Countries such as Japan, India, and Australia have expressed concern at negative developments in the South China Sea and the potential for further instability and even conflict. This is understandable given that stability in the South China Sea is vital to all trading nations in the Asia-Pacific region because the busy sea lanes that pass through function as vital arteries of global commerce. Japan in particular has become increasingly concerned at the situation, both because it depends on those sea lanes for 90% of its oil imports and because it fears that if China persuades or coerces other countries to accept its interpretation of international law, this will negatively affect Japan’s interests (including in its own dispute with China over ownership of the Senkaku/Diaoyu Islands). Accordingly, Japan has tried to foster unity within ASEAN over “maritime security issues” (i.e., the South China Sea) and has started to provide the Philippine Coast Guard with capacity-building support. India and Australia are not really players in the dispute, but I expect that they will continue to express concerns at multilateral security forums.
What role is domestic politics playing in the approaches adopted by China, the Philippines, Vietnam, and other claimants to the disputes?
Popular nationalism concerning sovereignty of the disputed atolls is growing in intensity. This is especially true in China and Vietnam, but increasingly in the Philippines as well.
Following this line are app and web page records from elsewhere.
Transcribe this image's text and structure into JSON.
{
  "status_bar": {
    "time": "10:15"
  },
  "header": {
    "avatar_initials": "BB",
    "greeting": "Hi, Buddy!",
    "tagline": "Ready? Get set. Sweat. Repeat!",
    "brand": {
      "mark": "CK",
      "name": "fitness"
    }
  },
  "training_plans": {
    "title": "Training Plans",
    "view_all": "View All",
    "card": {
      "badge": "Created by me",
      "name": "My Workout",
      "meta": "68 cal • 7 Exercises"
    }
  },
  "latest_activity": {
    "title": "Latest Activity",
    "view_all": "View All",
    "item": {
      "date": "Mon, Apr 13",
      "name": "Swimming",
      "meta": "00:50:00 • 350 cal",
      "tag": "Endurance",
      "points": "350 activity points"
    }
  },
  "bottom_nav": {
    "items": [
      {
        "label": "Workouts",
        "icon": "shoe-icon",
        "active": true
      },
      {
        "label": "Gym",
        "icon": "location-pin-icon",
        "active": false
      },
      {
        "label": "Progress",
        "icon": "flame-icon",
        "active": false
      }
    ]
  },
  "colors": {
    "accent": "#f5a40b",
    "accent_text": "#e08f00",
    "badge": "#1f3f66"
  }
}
Hanoi and Beijing have fueled nationalism to legitimize their regimes and, in the context of the South China Sea dispute, to send messages to other claimants. One example is the eleven consecutive weeks of anti-China protests that took place in Vietnam in 2011. But nationalism also limits the claimant’s room for maneuver, as any compromise over territorial or boundary claims would be interpreted as a sign of weakness and thus provoke a nationalist backlash. What this means is that the compromises that would be needed to achieve a negotiated settlement are now harder to broker, thereby further diminishing the prospects for a resolution to the South China Sea disputes.
From the view of the United States, what are the best- and worst-case scenarios for tensions in the South China Sea in the coming year?
The worst-case scenario for the United States, and indeed all stakeholders in the South China Sea, is a serious confrontation in which military force is employed. But frankly I think the chances of that happening are not very high. The best-case scenario is for China and ASEAN to agree on a credible and effective CoC that ameliorates tensions, leads to the implementation of confidence-building measures, and thereby creates an environment conducive to a peaceful resolution. I don’t think the chances of that outcome are very high either.
So I think what we will see for the foreseeable future is a continuation of the status quo in the South China Sea: tensions will continue to ebb and flow, the claimants will protest each other’s moves, and ASEAN and China will keep the DoC/CoC process going if only to show that they are doing something. How long the status quo can continue is another matter. I think it has a limited shelf life, though what the post–status quo will look like is impossible to say at this point in time. But it could be very messy.
Ann Jung is an Intern at The National Bureau of Asian Research. She holds a BS in Journalism and East Asian Studies from Boston University and is currently pursuing an MA in International Studies with a concentration in Korea at the University of Washington.